__Exercise instructions__
A faithful copy of all the data is required; pictures should not be included.
☆ ☆ ☆
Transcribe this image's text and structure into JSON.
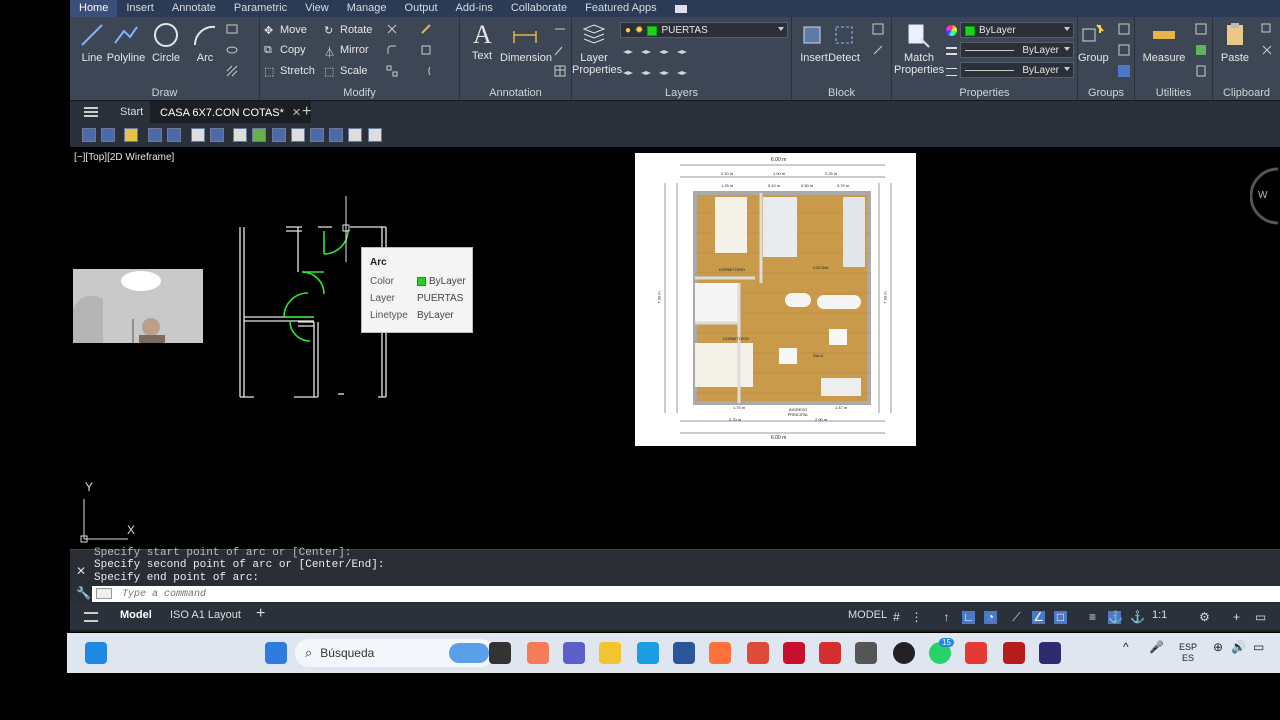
{
  "menubar": [
    "Home",
    "Insert",
    "Annotate",
    "Parametric",
    "View",
    "Manage",
    "Output",
    "Add-ins",
    "Collaborate",
    "Featured Apps"
  ],
  "ribbon": {
    "draw": {
      "title": "Draw",
      "line": "Line",
      "polyline": "Polyline",
      "circle": "Circle",
      "arc": "Arc"
    },
    "modify": {
      "title": "Modify",
      "move": "Move",
      "rotate": "Rotate",
      "copy": "Copy",
      "mirror": "Mirror",
      "stretch": "Stretch",
      "scale": "Scale"
    },
    "annotation": {
      "title": "Annotation",
      "text": "Text",
      "dimension": "Dimension"
    },
    "layers": {
      "title": "Layers",
      "layer_properties": "Layer Properties",
      "current_layer": "PUERTAS"
    },
    "block": {
      "title": "Block",
      "insert": "Insert",
      "detect": "Detect"
    },
    "properties": {
      "title": "Properties",
      "match": "Match Properties",
      "color": "ByLayer",
      "lineweight": "ByLayer",
      "linetype": "ByLayer"
    },
    "groups": {
      "title": "Groups",
      "group": "Group"
    },
    "utilities": {
      "title": "Utilities",
      "measure": "Measure"
    },
    "clipboard": {
      "title": "Clipboard",
      "paste": "Paste"
    }
  },
  "tabs": {
    "start": "Start",
    "file": "CASA 6X7.CON COTAS*"
  },
  "viewport_label": "[−][Top][2D Wireframe]",
  "tooltip": {
    "title": "Arc",
    "rows": [
      {
        "label": "Color",
        "value": "ByLayer"
      },
      {
        "label": "Layer",
        "value": "PUERTAS"
      },
      {
        "label": "Linetype",
        "value": "ByLayer"
      }
    ]
  },
  "plan": {
    "top_total": "6.00 m",
    "bottom_total": "6.00 m",
    "left_total": "7.00 m",
    "right_total": "7.00 m",
    "top_dims": [
      "2.10 m",
      "1.00 m",
      "2.25 m"
    ],
    "top_sub_dims": [
      "1.25 m",
      "0.10 m",
      "0.50 m",
      "0.70 m"
    ],
    "bottom_dims": [
      "1.70 m",
      "1.47 m"
    ],
    "bottom_sub_dims": [
      "2.70 m",
      "2.90 m"
    ],
    "rooms": [
      "DORMITORIO",
      "COCINA",
      "DORMITORIO",
      "SALA",
      "INGRESO PRINCIPAL"
    ]
  },
  "ucs": {
    "x": "X",
    "y": "Y"
  },
  "command": {
    "line0": "Specify start point of arc or [Center]:",
    "line1": "Specify second point of arc or [Center/End]:",
    "line2": "Specify end point of arc:",
    "placeholder": "Type a command"
  },
  "status": {
    "model_tab": "Model",
    "layout_tab": "ISO A1 Layout",
    "model_label": "MODEL",
    "scale": "1:1"
  },
  "taskbar": {
    "search": "Búsqueda",
    "lang": "ESP",
    "region": "ES",
    "badge": "15"
  }
}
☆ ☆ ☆
__Exercise output__
Transcribe this image's text and structure into JSON.
{
  "menubar": [
    "Home",
    "Insert",
    "Annotate",
    "Parametric",
    "View",
    "Manage",
    "Output",
    "Add-ins",
    "Collaborate",
    "Featured Apps"
  ],
  "ribbon": {
    "draw": {
      "title": "Draw",
      "line": "Line",
      "polyline": "Polyline",
      "circle": "Circle",
      "arc": "Arc"
    },
    "modify": {
      "title": "Modify",
      "move": "Move",
      "rotate": "Rotate",
      "copy": "Copy",
      "mirror": "Mirror",
      "stretch": "Stretch",
      "scale": "Scale"
    },
    "annotation": {
      "title": "Annotation",
      "text": "Text",
      "dimension": "Dimension"
    },
    "layers": {
      "title": "Layers",
      "layer_properties": "Layer Properties",
      "current_layer": "PUERTAS"
    },
    "block": {
      "title": "Block",
      "insert": "Insert",
      "detect": "Detect"
    },
    "properties": {
      "title": "Properties",
      "match": "Match Properties",
      "color": "ByLayer",
      "lineweight": "ByLayer",
      "linetype": "ByLayer"
    },
    "groups": {
      "title": "Groups",
      "group": "Group"
    },
    "utilities": {
      "title": "Utilities",
      "measure": "Measure"
    },
    "clipboard": {
      "title": "Clipboard",
      "paste": "Paste"
    }
  },
  "tabs": {
    "start": "Start",
    "file": "CASA 6X7.CON COTAS*"
  },
  "viewport_label": "[−][Top][2D Wireframe]",
  "tooltip": {
    "title": "Arc",
    "rows": [
      {
        "label": "Color",
        "value": "ByLayer"
      },
      {
        "label": "Layer",
        "value": "PUERTAS"
      },
      {
        "label": "Linetype",
        "value": "ByLayer"
      }
    ]
  },
  "plan": {
    "top_total": "6.00 m",
    "bottom_total": "6.00 m",
    "left_total": "7.00 m",
    "right_total": "7.00 m",
    "top_dims": [
      "2.10 m",
      "1.00 m",
      "2.25 m"
    ],
    "top_sub_dims": [
      "1.25 m",
      "0.10 m",
      "0.50 m",
      "0.70 m"
    ],
    "bottom_dims": [
      "1.70 m",
      "1.47 m"
    ],
    "bottom_sub_dims": [
      "2.70 m",
      "2.90 m"
    ],
    "rooms": [
      "DORMITORIO",
      "COCINA",
      "DORMITORIO",
      "SALA",
      "INGRESO PRINCIPAL"
    ]
  },
  "ucs": {
    "x": "X",
    "y": "Y"
  },
  "command": {
    "line0": "Specify start point of arc or [Center]:",
    "line1": "Specify second point of arc or [Center/End]:",
    "line2": "Specify end point of arc:",
    "placeholder": "Type a command"
  },
  "status": {
    "model_tab": "Model",
    "layout_tab": "ISO A1 Layout",
    "model_label": "MODEL",
    "scale": "1:1"
  },
  "taskbar": {
    "search": "Búsqueda",
    "lang": "ESP",
    "region": "ES",
    "badge": "15"
  }
}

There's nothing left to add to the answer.